18-3, Rev. 3.0 Part 3: Code of practice for minimizing the generation of radio noise 2017
CISPR 28, Rev. 1.0 Industrial, scientific and medical equipment (ISM) – Guidelines for emission levels within the bands designated by the ITU 1997
CISPR 30, Rev. 1.0 Test method on electromagnetic emissions from electronic ballasts for single- and double-capped fluorescent lamps 2012
CISPR 31, Rev. 1.0 Database on the characteristics of radio services 2012
IEC 61000-4-20, Rev. 1.0 Testing and measurement techniques – Emission and immunity testing in transverse electromagnetic (TEM) waveguides 2003
IEC 61000-4-21, Rev. 1.0 Testing and measurement techniques – Reverberation chamber test methods 2003
  IEC 61000-4-21, Rev. 1.0    Electromagnetic compatibility (EMC) - Part 4-22: Testing and measurement techniques - Radiated emissions and immunity measurements in fully anechoic rooms (FARs) 2010
   IEC 61000-6-1, Rev. 3.0 Electromagnetic compatibility (EMC) - Part 6-1: Generic standards - Immunity standard for residential, commercial and light-industrial environments 2016
 IEC 61000-6-2, Rev. 3.0 Electromagnetic compatibility (EMC) - Part 6-2: Generic standards - Immunity standard for industrial environments 2016
IEC 61000-6-3, Rev. 3.0 Electromagnetic compatibility (EMC) – Part 6-3: Generic standards – Emission standard for residential environments 2020
IEC 61000-6-4, Rev. 3.0 Electromagnetic compatibility (EMC) – Part 6-4: Generic standards – Emission standard for industrial environments 2018
  IEC 61000-6-5, Rev. 1.0   Electromagnetic compatibility (EMC) - Part 6-5: Generic standards - Immunity for equipment used in power station and substation environment   2015
  IEC 61000-6-6, Rev. 1.0 Electromagnetic compatibility (EMC) - Part 6-6: Generic standards - HEMP immunity for indoor equipment 2003

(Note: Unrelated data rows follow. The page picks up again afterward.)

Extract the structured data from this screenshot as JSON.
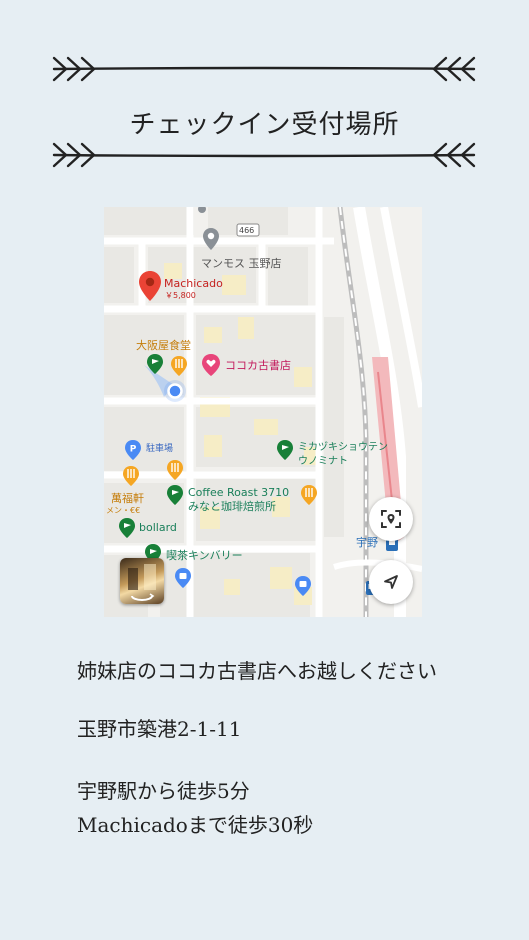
{
  "header": {
    "title": "チェックイン受付場所"
  },
  "map": {
    "road_number": "466",
    "pins": {
      "mammoth": "マンモス 玉野店",
      "machicado_name": "Machicado",
      "machicado_price": "￥5,800",
      "osakaya": "大阪屋食堂",
      "kokoka": "ココカ古書店",
      "parking": "駐車場",
      "mikazuki_line1": "ミカヅキショウテン",
      "mikazuki_line2": "ウノミナト",
      "mampukuken": "萬福軒",
      "mampukuken_sub": "メン・€€",
      "coffee_line1": "Coffee Roast 3710",
      "coffee_line2": "みなと珈琲焙煎所",
      "bollard": "bollard",
      "kissa": "喫茶キンバリー",
      "station": "宇野"
    },
    "icons": {
      "focus_button": "scan-location-icon",
      "navigate_button": "navigation-arrow-icon"
    },
    "colors": {
      "red_pin": "#ea4335",
      "orange_poi": "#f5a623",
      "green_poi": "#188038",
      "pink_poi": "#e8457a",
      "blue_poi": "#4a8af4",
      "teal_text": "#1a7f5a"
    }
  },
  "info": {
    "line1": "姉妹店のココカ古書店へお越しください",
    "line2": "玉野市築港2-1-11",
    "line3": "宇野駅から徒歩5分",
    "line4": "Machicadoまで徒歩30秒"
  }
}
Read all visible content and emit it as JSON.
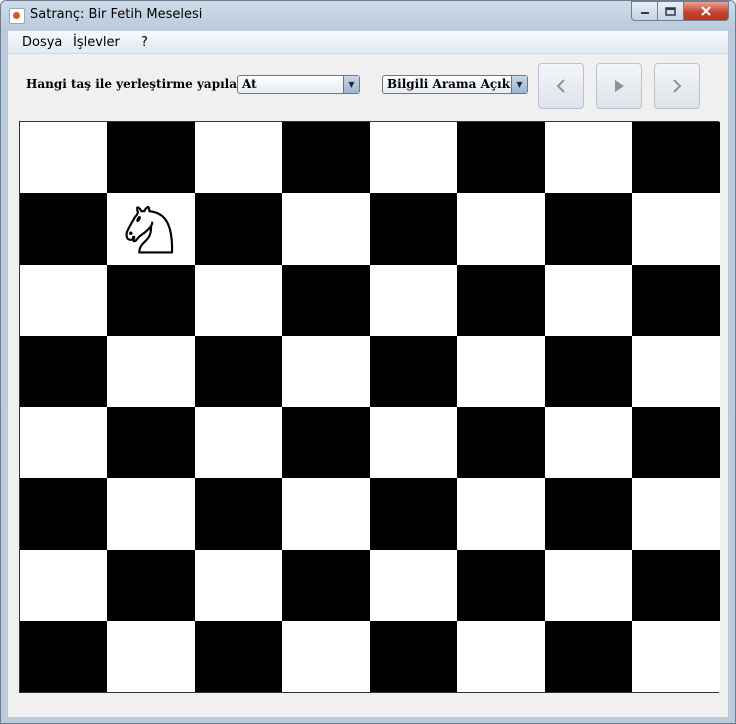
{
  "window": {
    "title": "Satranç: Bir Fetih Meselesi"
  },
  "menu": {
    "items": [
      "Dosya",
      "İşlevler",
      "?"
    ]
  },
  "controls": {
    "piece_question": "Hangi taş ile yerleştirme yapılacak?",
    "piece_select_value": "At",
    "search_select_value": "Bilgili Arama Açık"
  },
  "board": {
    "rows": 8,
    "cols": 8,
    "light_color": "#ffffff",
    "dark_color": "#000000",
    "top_left_light": true,
    "pieces": [
      {
        "type": "knight",
        "icon": "knight-icon",
        "row": 1,
        "col": 1
      }
    ]
  }
}
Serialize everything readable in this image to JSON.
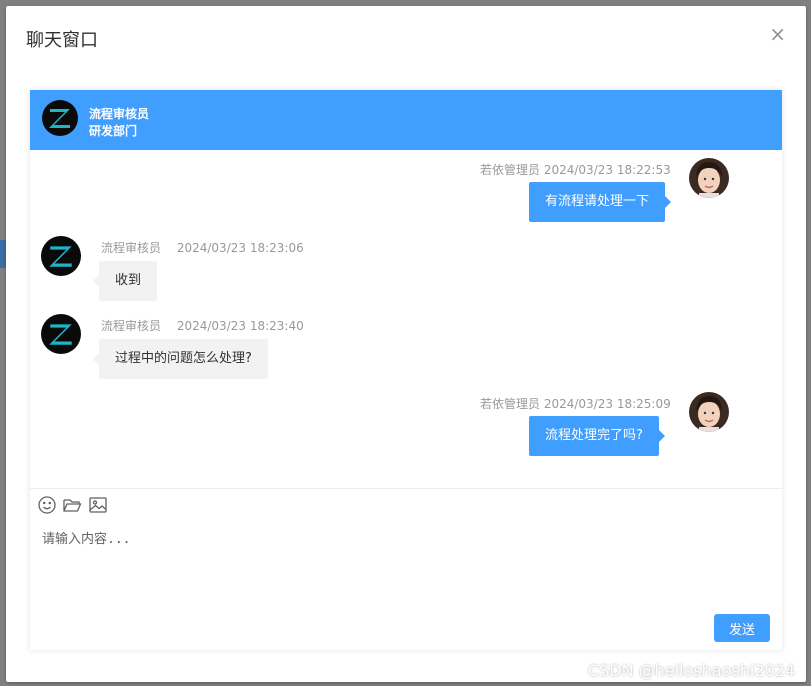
{
  "dialog": {
    "title": "聊天窗口",
    "close_glyph": "×"
  },
  "chat_header": {
    "name": "流程审核员",
    "department": "研发部门",
    "avatar_letter": "Z"
  },
  "messages": [
    {
      "sender": "若依管理员",
      "time": "2024/03/23 18:22:53",
      "text": "有流程请处理一下",
      "mine": true
    },
    {
      "sender": "流程审核员",
      "time": "2024/03/23 18:23:06",
      "text": "收到",
      "mine": false
    },
    {
      "sender": "流程审核员",
      "time": "2024/03/23 18:23:40",
      "text": "过程中的问题怎么处理?",
      "mine": false
    },
    {
      "sender": "若依管理员",
      "time": "2024/03/23 18:25:09",
      "text": "流程处理完了吗?",
      "mine": true
    }
  ],
  "toolbar": {
    "icons": [
      "emoji-icon",
      "folder-icon",
      "image-icon"
    ]
  },
  "input": {
    "placeholder": "请输入内容..."
  },
  "send_button": {
    "label": "发送"
  },
  "watermark": "CSDN @helloshaoshi2024",
  "colors": {
    "primary": "#409eff",
    "bubble_other": "#f2f2f2",
    "logo_teal": "#1fb5c9"
  }
}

Similar posts

Your EMC compliance simplified

Prevent product design setbacks and start saving money.